Why Relationships Fail (And How You Can Save Yours)

by Ken Blackman  Oct 10, 2013

What does it take for a relationship to be sustainable? We all have an idea of the necessary components. Yet even promising relationships either explode or fade into apathy more often than we expect. The roadmap we’re using seems to be missing something. “Spherical relating” refers to leaving the map in order to pick up the fulfillment and passion relationships need to thrive and grow. Let's start by looking at the conventional roadmap; in Part 2 we'll talk about what Spherical Relating means, how to do it and what it gets you.

Part 1: The Conventional Roadmap for Relationships

Traditional uses of relationship:

Pleasure

We seek a partner both to give us pleasure and to share pleasurable experiences with. Lover, travel and entertainment companion, someone to spend lavishly on (or someone to spend lavishly on us). We treat relationships as part of our reward for of the struggle of life, the dessert at the end of the meal. The function of relationship is similar to vacation.

Compensation

We may use relationship to make up for some void or problem we see within ourselves. Companionship to avoid loneliness; adoration to stand in for a self-love we lack; an earner who will work and produce on our behalf; someone who "completes" us in ways we don't feel whole; a pre-arranged “always there” promise for those days we think no one would willingly choose us. These are some of the compensatory motives we have for relationship.

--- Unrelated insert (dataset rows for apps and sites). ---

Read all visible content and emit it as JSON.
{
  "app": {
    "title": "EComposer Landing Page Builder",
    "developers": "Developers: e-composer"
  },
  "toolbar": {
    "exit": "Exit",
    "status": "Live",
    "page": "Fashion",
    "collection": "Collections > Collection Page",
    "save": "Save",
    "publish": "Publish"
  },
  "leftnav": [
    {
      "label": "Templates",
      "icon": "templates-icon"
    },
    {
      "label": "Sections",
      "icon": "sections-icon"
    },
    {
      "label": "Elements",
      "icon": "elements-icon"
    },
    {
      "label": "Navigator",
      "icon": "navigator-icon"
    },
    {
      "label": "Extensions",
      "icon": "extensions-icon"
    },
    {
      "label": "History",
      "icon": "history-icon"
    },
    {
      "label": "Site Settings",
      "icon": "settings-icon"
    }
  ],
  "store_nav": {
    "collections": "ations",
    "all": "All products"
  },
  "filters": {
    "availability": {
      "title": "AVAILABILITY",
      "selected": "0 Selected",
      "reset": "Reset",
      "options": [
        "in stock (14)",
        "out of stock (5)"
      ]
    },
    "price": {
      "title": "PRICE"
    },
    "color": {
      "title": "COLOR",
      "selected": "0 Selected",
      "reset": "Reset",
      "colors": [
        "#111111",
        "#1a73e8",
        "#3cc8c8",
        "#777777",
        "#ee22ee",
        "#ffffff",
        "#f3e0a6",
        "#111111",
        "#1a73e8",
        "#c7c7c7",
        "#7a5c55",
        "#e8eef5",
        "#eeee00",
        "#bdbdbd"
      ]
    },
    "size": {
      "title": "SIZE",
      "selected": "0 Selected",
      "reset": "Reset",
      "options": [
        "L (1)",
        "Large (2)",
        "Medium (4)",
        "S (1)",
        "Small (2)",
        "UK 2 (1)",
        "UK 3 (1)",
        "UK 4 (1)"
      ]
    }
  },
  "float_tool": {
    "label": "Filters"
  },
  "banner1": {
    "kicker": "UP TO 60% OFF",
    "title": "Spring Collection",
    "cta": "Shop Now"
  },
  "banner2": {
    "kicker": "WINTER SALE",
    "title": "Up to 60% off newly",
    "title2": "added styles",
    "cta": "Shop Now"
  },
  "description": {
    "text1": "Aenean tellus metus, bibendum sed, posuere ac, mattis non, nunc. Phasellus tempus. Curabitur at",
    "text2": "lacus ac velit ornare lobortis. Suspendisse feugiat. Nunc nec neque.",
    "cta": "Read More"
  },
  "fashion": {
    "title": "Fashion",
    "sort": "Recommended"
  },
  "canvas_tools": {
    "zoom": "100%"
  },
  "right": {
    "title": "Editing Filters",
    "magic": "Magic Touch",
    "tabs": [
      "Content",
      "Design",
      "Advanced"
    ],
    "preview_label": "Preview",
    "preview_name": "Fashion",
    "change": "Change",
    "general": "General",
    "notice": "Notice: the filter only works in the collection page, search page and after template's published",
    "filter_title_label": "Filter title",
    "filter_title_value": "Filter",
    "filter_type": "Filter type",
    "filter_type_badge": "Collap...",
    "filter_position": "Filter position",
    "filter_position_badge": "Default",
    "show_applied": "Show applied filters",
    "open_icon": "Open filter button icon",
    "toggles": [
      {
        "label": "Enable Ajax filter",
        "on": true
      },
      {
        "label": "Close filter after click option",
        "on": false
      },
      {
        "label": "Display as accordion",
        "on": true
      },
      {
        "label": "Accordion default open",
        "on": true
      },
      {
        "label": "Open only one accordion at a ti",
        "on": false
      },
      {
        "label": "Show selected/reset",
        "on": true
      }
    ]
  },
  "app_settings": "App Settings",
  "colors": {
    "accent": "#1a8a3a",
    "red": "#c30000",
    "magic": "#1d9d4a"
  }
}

Traditional compass points of relationship: Freedom vs. Securitydummy-image

Soon after the attraction stage, relationships enter a kind of negotiation phase in which rules of conduct are worked out. These usually revolve around balancing freedoms against security.

What I put in vs. what I get back

We keep an internal balance sheet of what we're putting into the relationship vs. what we're getting out of it. Our accounting may include fairness, how much effort is "worth it", whether the relationship is a good investment for the future, etc. As we learn how our partner responds, we gradually develop an elaborate, delicate exchange system. Traditional destinations:

The field of Positive Psychology gives us insight into why so few relationships succeed, let alone thrive or expand: Pleasure has diminishing returns as a path to happiness. So even if we succeeded in building the ideal relationship according to our specifications—even if we got every detail right—it would likely end up passionless, unfulfilling and pointless.

If this were all that relationships were capable of providing—pleasure, security, freedom, compensation, commerce—they would never hold much importance in our lives.

In order to have a sustainable relationship, we're going to have to leave the horizontal plane of the relationship map.

 

Read Spherical Relating, Part 2